IUU vessels continue to dock in Peru as government prepares decree to curtail practice

The port of Chimbote in Peru
The port of Chimbote in Peru has received several Chinese ships and performed maintenance on these vessels, despite their records of IUU fishing | Photo courtesy of Friends of Chimbote
4 Min

Instances of fishing fleets that have carried out illegal, unreported, and unregulated (IUU) activities entering Peruvian ports have not only continued but intensified, despite the Peruvian government recently moving to enact legislation to better combat this illicit activity.

In June, Peru’s Production Ministry announced it is preparing a decree that aims to strengthen the country’s fight against IUU fishing – mainly of squid – by foreign vessels in Peruvian waters. The regulation will require any foreign vessel looking to enter Peru to have a government-sanctioned SISESAT satellite device onboard and activated, regardless of the reason for its entry.

Currently, there are nearly 200 Chinese vessels fishing for squid up to 230 miles off the Peruvian shore Peruvian National Society of Industries Fisheries and Aquaculture Committee President Alfonso Miranda said in a release. While the presence of this foreign fleet is “inevitable,” he said it is urgent to increase electronic surveillance and naval patrols in the area where they are operating. 

“Controls must be reinforced, and we cannot tolerate the violation of national and international rules,” he said.

To date in 2024, 70 Chinese vessels have docked in Peru, many of them lacking the satellite control system required by law and possessing records of illegal fishing and human rights abuses against their crews. That total is higher than that registered during the same period last year, National Society of Artisanal Fishing (SONAPESCAL) President Elsa Vega said, without providing specific 2023 figures.

According to Marine Starboard Intelligence – a platform that identifies the real-time position of ships via a collision avoidance system – there are currently 10 such foreign vessels in Peruvian territory, either disembarking crew members, renewing certificates, or in transit after receiving port services. Another three Chinese-flagged ships – the Jin Hai 858, Ning Tai 35, and Pu Yuan 816 – respectively docked on 4, 5, and 21 June and are still receiving maintenance at the Peruvian Navy shipyard at the port of Chimbote.

June also saw Peru allow the arrival of vessels with clear indications of having partaken in illegal fishing, with ships such as the Lu Yan Yuan Yu 007, Wei Yu 19, and Ning Tai 62 entering Peru's ports. According to The Outlaw Ocean Project, each of these vessels have a history of shutting down their collision avoidance system for several hours or even days in order to avoid surveillance.
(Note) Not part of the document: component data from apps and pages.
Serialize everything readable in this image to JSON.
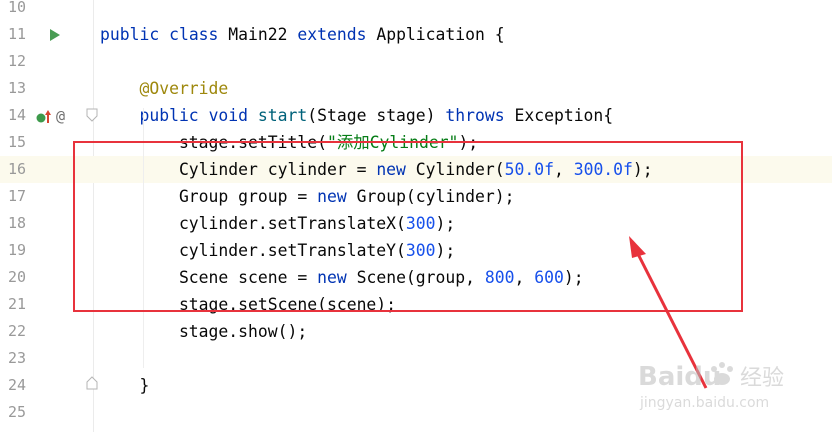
{
  "editor": {
    "lines": [
      {
        "number": "10",
        "tokens": []
      },
      {
        "number": "11",
        "tokens": [
          {
            "t": "public ",
            "c": "kw"
          },
          {
            "t": "class ",
            "c": "kw"
          },
          {
            "t": "Main22 ",
            "c": ""
          },
          {
            "t": "extends ",
            "c": "kw"
          },
          {
            "t": "Application {",
            "c": ""
          }
        ]
      },
      {
        "number": "12",
        "tokens": []
      },
      {
        "number": "13",
        "tokens": [
          {
            "t": "    @Override",
            "c": "ann"
          }
        ]
      },
      {
        "number": "14",
        "tokens": [
          {
            "t": "    public ",
            "c": "kw"
          },
          {
            "t": "void ",
            "c": "kw"
          },
          {
            "t": "start",
            "c": "fn"
          },
          {
            "t": "(Stage stage) ",
            "c": ""
          },
          {
            "t": "throws ",
            "c": "kw"
          },
          {
            "t": "Exception{",
            "c": ""
          }
        ]
      },
      {
        "number": "15",
        "tokens": [
          {
            "t": "        stage.setTitle(",
            "c": ""
          },
          {
            "t": "\"添加Cylinder\"",
            "c": "str"
          },
          {
            "t": ");",
            "c": ""
          }
        ]
      },
      {
        "number": "16",
        "current": true,
        "tokens": [
          {
            "t": "        Cylinder cylinder = ",
            "c": ""
          },
          {
            "t": "new ",
            "c": "kw"
          },
          {
            "t": "Cylinder(",
            "c": ""
          },
          {
            "t": "50.0f",
            "c": "num"
          },
          {
            "t": ", ",
            "c": ""
          },
          {
            "t": "300.0f",
            "c": "num"
          },
          {
            "t": ");",
            "c": ""
          }
        ]
      },
      {
        "number": "17",
        "tokens": [
          {
            "t": "        Group group = ",
            "c": ""
          },
          {
            "t": "new ",
            "c": "kw"
          },
          {
            "t": "Group(cylinder);",
            "c": ""
          }
        ]
      },
      {
        "number": "18",
        "tokens": [
          {
            "t": "        cylinder.setTranslateX(",
            "c": ""
          },
          {
            "t": "300",
            "c": "num"
          },
          {
            "t": ");",
            "c": ""
          }
        ]
      },
      {
        "number": "19",
        "tokens": [
          {
            "t": "        cylinder.setTranslateY(",
            "c": ""
          },
          {
            "t": "300",
            "c": "num"
          },
          {
            "t": ");",
            "c": ""
          }
        ]
      },
      {
        "number": "20",
        "tokens": [
          {
            "t": "        Scene scene = ",
            "c": ""
          },
          {
            "t": "new ",
            "c": "kw"
          },
          {
            "t": "Scene(group, ",
            "c": ""
          },
          {
            "t": "800",
            "c": "num"
          },
          {
            "t": ", ",
            "c": ""
          },
          {
            "t": "600",
            "c": "num"
          },
          {
            "t": ");",
            "c": ""
          }
        ]
      },
      {
        "number": "21",
        "tokens": [
          {
            "t": "        stage.setScene(scene);",
            "c": ""
          }
        ]
      },
      {
        "number": "22",
        "tokens": [
          {
            "t": "        stage.show();",
            "c": ""
          }
        ]
      },
      {
        "number": "23",
        "tokens": []
      },
      {
        "number": "24",
        "tokens": [
          {
            "t": "    }",
            "c": ""
          }
        ]
      },
      {
        "number": "25",
        "tokens": []
      }
    ]
  },
  "gutter_icons": {
    "run": "run-icon",
    "override": "override-icon",
    "annotation": "at-sign-icon",
    "annotation_glyph": "@"
  },
  "colors": {
    "keyword": "#0033b3",
    "number": "#1750eb",
    "string": "#067d17",
    "annotation": "#9e880d",
    "highlight_box": "#e8323c"
  },
  "watermark": {
    "brand": "Baidu",
    "brand_cn": "经验",
    "url": "jingyan.baidu.com"
  }
}
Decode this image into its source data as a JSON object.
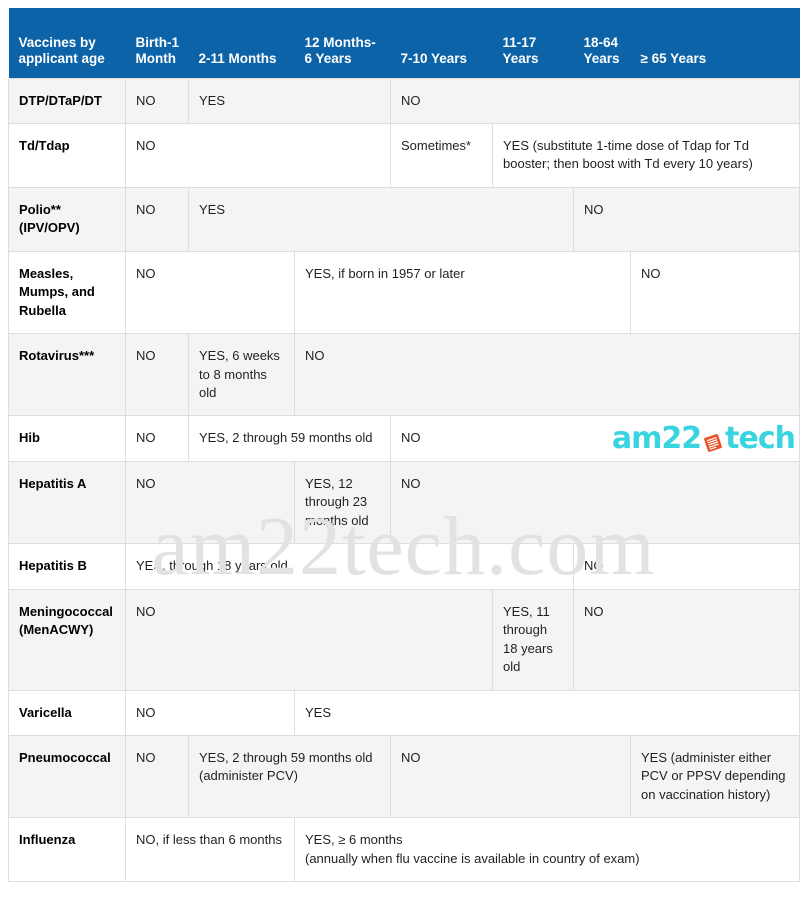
{
  "table": {
    "headers": [
      "Vaccines by applicant age",
      "Birth-1 Month",
      "2-11 Months",
      "12 Months-6 Years",
      "7-10 Years",
      "11-17 Years",
      "18-64 Years",
      "≥ 65 Years"
    ],
    "rows": [
      {
        "vaccine": "DTP/DTaP/DT",
        "cells": [
          {
            "text": "NO",
            "colspan": 1
          },
          {
            "text": "YES",
            "colspan": 2
          },
          {
            "text": "NO",
            "colspan": 4
          }
        ]
      },
      {
        "vaccine": "Td/Tdap",
        "cells": [
          {
            "text": "NO",
            "colspan": 3
          },
          {
            "text": "Sometimes*",
            "colspan": 1
          },
          {
            "text": "YES (substitute 1-time dose of Tdap for Td booster; then boost with Td every 10 years)",
            "colspan": 3
          }
        ]
      },
      {
        "vaccine": "Polio** (IPV/OPV)",
        "cells": [
          {
            "text": "NO",
            "colspan": 1
          },
          {
            "text": "YES",
            "colspan": 4
          },
          {
            "text": "NO",
            "colspan": 2
          }
        ]
      },
      {
        "vaccine": "Measles, Mumps, and Rubella",
        "cells": [
          {
            "text": "NO",
            "colspan": 2
          },
          {
            "text": "YES, if born in 1957 or later",
            "colspan": 4
          },
          {
            "text": "NO",
            "colspan": 1
          }
        ]
      },
      {
        "vaccine": "Rotavirus***",
        "cells": [
          {
            "text": "NO",
            "colspan": 1
          },
          {
            "text": "YES, 6 weeks to 8 months old",
            "colspan": 1
          },
          {
            "text": "NO",
            "colspan": 5
          }
        ]
      },
      {
        "vaccine": "Hib",
        "cells": [
          {
            "text": "NO",
            "colspan": 1
          },
          {
            "text": "YES, 2 through 59 months old",
            "colspan": 2
          },
          {
            "text": "NO",
            "colspan": 4
          }
        ]
      },
      {
        "vaccine": "Hepatitis A",
        "cells": [
          {
            "text": "NO",
            "colspan": 2
          },
          {
            "text": "YES, 12 through 23 months old",
            "colspan": 1
          },
          {
            "text": "NO",
            "colspan": 4
          }
        ]
      },
      {
        "vaccine": "Hepatitis B",
        "cells": [
          {
            "text": "YES, through 18 years old",
            "colspan": 5
          },
          {
            "text": "NO",
            "colspan": 2
          }
        ]
      },
      {
        "vaccine": "Meningococcal (MenACWY)",
        "cells": [
          {
            "text": "NO",
            "colspan": 4
          },
          {
            "text": "YES, 11 through 18 years old",
            "colspan": 1
          },
          {
            "text": "NO",
            "colspan": 2
          }
        ]
      },
      {
        "vaccine": "Varicella",
        "cells": [
          {
            "text": "NO",
            "colspan": 2
          },
          {
            "text": "YES",
            "colspan": 5
          }
        ]
      },
      {
        "vaccine": "Pneumococcal",
        "cells": [
          {
            "text": "NO",
            "colspan": 1
          },
          {
            "text": "YES, 2 through 59 months old (administer PCV)",
            "colspan": 2
          },
          {
            "text": "NO",
            "colspan": 3
          },
          {
            "text": "YES (administer either PCV or PPSV depending on vaccination history)",
            "colspan": 1
          }
        ]
      },
      {
        "vaccine": "Influenza",
        "cells": [
          {
            "text": "NO, if less than 6 months",
            "colspan": 2
          },
          {
            "text": "YES, ≥ 6 months\n(annually when flu vaccine is available in country of exam)",
            "colspan": 5
          }
        ]
      }
    ]
  },
  "branding": {
    "watermark": "am22tech.com",
    "logo_prefix": "am22",
    "logo_suffix": "tech",
    "logo_color": "#3ad3e0",
    "logo_mark_color": "#e8512a"
  },
  "colors": {
    "header_blue": "#0c63a8",
    "row_stripe": "#f2f2f2",
    "row_plain": "#ffffff",
    "border": "#dedede",
    "text": "#231f20",
    "watermark": "#e2e2e2"
  }
}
Further, according to National Port Authority records, the Ning Tai 3 ship is scheduled to enter national waters and dock soon. This ship has a recorded history of turning off its anti-collision system to avoid being tracked.

“In view of this, we will be vigilant [to ensure] that the mistakes of previous administrations are not repeated, and we hope that the positive changes that the authorities have been promising will finally be implemented,” Vega said. “We need concrete action now to protect our waters and our fishers. If we do not act immediately, this situation will only get worse.”

The promised governmental decree cannot come soon enough, according to Miranda, as it “will not only protect the Peruvian sea from IUU fishing but will also contribute to maintaining a good bilateral relationship and positioning Peru as a leader in the sustainable management of fisheries resources.”

SeafoodSource Premium

Become a Premium member to unlock the rest of this article.

Continue reading ›

Already a member? Log in ›


Want seafood news sent to your inbox?

You may unsubscribe from our mailing list at any time. Diversified Communications | 121 Free Street, Portland, ME 04101 | +1 207-842-5500
Secondary Featured Article